In Davis, named America’s top cycling city by the League of American Bicyclists in 2010, bikes outnumber cars and bike paths occupy 95 percent of arterial and collector roads there. Some 14 percent of all commuters in Davis commute to work by bike, which is 35 times the national average. Other cities in the League’s Top 10 include Palo Alto and San Francisco in California; Corvallis, Portland and Eugene in Oregon; Boulder, Colo.; Madison, Wis.; Tucson, Ariz.; and Seattle, Wash.
And while Turlock is not the most bike-friendly town — a 2010 bike path report done by California State University, Stanislaus geography students found that Turlock needed a few improvements to be safe for cyclists — there are quite a few wide paths and shady roads that make pedaling a pleasant undertaking.
I was giving our community a metaphorical pat on the back for its “green” transportation efforts, when I noticed a group of younger riders — who were all without helmets — weaving their way in and out of traffic. Then, in church on Sunday, someone mentioned to me that they were upset about teenagers who were riding their bikes up and down the canal banks.
That type of behavior is a tragic accident waiting to happen.
The 13-year-old bicyclist hit by a car while leaving Beyer High School in Modesto on Friday is still in critical condition, according to the Modesto Police Department. It was reported he was not wearing a helmet at the time. This type of accident is all too common.
In 2009, 630 bicyclists died on U.S. roads; 74 of which were 14 or younger, according to the National Highway Traffic Safety Administration. Also in 2009, 51,000 bicyclists were injured in traffic.
Most of these tragedies could have been prevented.
Many bicyclists forget that they are required to follow the rules of the road, just like a motorist. They must ride with the traffic flow; stop at stop signs and red lights; use proper hand signals when turning, stopping or changing lanes; and ride in a straight line.
Another important part of bicycling is defensive riding. Just like in driving, you can’t control the stupid moves other drivers make, but you can be alert and prepared for defensive maneuvers.
And, in case any parents are wondering, it is California law for anyone under 18 to wear a helmet while riding a bike.
Bicycling is a healthy activity — for the body and the environment — we, as a community, should support cycling as much as possible.
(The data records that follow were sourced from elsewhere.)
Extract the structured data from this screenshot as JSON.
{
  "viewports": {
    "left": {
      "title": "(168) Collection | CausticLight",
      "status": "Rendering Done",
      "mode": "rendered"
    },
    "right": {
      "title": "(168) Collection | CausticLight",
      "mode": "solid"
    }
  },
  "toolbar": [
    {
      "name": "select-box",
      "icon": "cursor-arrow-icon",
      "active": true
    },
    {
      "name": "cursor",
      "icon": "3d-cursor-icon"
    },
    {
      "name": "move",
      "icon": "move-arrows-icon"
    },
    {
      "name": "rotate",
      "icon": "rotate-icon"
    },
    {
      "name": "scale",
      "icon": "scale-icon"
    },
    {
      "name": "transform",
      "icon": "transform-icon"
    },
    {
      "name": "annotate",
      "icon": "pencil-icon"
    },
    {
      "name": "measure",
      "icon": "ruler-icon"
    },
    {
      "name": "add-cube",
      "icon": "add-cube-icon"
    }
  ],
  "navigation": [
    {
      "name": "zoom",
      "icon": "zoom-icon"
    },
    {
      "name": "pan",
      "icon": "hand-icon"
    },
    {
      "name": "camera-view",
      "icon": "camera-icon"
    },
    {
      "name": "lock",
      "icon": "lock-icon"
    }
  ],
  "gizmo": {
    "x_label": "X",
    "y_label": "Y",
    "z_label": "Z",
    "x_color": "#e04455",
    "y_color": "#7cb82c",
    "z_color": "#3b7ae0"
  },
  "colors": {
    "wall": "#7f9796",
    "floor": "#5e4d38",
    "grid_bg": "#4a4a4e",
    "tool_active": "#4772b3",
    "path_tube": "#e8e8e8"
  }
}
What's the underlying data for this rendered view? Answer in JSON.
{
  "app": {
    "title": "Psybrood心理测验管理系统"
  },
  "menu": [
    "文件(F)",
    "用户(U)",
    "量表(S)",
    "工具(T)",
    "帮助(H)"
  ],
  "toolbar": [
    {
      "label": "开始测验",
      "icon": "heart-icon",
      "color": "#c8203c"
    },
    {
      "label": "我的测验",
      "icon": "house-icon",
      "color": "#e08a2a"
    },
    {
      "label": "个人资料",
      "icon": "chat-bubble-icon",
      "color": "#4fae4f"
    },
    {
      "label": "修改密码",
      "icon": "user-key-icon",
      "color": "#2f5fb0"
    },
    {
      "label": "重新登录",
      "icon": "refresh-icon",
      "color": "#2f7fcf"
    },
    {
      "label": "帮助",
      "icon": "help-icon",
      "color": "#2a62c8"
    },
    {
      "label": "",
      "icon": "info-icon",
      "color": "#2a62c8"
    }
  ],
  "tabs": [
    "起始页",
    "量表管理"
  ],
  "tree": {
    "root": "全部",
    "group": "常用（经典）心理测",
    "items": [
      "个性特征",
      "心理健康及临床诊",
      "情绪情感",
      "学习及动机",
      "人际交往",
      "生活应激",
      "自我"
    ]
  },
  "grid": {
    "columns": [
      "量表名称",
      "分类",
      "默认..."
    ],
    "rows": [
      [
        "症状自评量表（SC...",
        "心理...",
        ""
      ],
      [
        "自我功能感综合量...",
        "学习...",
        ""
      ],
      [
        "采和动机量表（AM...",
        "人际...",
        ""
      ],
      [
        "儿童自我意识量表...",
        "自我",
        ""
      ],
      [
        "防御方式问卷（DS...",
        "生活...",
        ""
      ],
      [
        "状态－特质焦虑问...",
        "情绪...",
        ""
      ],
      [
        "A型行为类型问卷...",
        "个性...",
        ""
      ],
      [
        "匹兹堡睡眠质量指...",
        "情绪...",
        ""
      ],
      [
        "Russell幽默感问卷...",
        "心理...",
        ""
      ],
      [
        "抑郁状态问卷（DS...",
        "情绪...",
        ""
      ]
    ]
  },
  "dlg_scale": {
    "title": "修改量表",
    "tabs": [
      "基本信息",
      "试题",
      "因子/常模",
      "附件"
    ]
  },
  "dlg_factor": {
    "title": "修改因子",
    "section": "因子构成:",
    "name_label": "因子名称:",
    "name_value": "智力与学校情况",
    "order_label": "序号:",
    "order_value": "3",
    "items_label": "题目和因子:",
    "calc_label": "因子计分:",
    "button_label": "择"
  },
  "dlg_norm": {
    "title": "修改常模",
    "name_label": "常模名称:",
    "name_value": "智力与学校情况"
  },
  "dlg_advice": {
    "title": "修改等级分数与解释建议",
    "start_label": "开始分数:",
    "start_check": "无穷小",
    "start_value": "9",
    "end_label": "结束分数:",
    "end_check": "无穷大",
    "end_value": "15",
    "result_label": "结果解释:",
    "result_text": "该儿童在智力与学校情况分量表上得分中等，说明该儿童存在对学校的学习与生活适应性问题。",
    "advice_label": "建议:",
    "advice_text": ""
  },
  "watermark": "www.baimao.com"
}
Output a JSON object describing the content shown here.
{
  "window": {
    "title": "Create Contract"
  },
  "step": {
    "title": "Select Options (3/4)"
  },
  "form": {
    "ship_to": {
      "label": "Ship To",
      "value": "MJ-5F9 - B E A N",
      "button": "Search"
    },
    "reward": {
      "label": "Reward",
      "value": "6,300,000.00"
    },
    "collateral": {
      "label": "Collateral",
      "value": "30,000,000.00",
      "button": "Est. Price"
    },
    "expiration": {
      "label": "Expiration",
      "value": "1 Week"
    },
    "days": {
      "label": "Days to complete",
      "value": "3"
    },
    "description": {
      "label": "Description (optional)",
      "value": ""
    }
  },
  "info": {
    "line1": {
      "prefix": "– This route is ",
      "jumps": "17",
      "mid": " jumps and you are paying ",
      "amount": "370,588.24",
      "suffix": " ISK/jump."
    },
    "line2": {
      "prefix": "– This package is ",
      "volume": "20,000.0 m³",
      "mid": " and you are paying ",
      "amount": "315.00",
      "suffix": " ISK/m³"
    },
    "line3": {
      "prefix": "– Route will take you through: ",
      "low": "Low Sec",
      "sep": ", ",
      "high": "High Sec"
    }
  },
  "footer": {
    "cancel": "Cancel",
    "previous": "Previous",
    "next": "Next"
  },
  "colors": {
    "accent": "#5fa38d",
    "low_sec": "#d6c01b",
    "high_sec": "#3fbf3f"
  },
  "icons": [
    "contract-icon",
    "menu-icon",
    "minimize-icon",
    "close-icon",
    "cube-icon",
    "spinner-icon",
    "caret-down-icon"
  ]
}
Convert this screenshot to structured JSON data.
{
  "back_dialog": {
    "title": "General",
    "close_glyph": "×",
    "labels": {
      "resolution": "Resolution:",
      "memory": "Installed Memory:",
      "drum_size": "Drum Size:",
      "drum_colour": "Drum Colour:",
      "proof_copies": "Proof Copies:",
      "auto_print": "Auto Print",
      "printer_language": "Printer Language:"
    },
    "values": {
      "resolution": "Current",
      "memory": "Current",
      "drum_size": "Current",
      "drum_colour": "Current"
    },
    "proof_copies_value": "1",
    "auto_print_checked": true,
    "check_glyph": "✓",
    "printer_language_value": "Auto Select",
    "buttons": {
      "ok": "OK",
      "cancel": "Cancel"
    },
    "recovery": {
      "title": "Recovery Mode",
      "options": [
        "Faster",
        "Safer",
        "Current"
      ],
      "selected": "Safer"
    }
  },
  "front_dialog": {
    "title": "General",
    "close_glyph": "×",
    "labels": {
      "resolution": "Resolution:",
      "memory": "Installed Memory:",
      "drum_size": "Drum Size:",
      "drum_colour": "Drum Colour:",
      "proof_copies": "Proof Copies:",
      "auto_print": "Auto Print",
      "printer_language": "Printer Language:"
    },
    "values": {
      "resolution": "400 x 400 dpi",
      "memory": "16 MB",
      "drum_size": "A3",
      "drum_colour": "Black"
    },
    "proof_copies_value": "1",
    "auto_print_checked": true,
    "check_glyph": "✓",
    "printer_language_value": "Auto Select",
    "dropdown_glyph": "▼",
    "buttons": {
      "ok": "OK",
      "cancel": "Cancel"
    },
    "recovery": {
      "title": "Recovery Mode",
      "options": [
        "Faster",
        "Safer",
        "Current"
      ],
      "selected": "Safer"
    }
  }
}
That support should include educating the public on bicycling rules of the road and safety precautions.
For more information on bicycle safety, visit the National Highway Traffic Safety Administration Web site at: www.nhtsa.dot.gov.
To contact Kristina Hacker, e-mail firstname.lastname@example.org or call 634-9141 ext. 2004.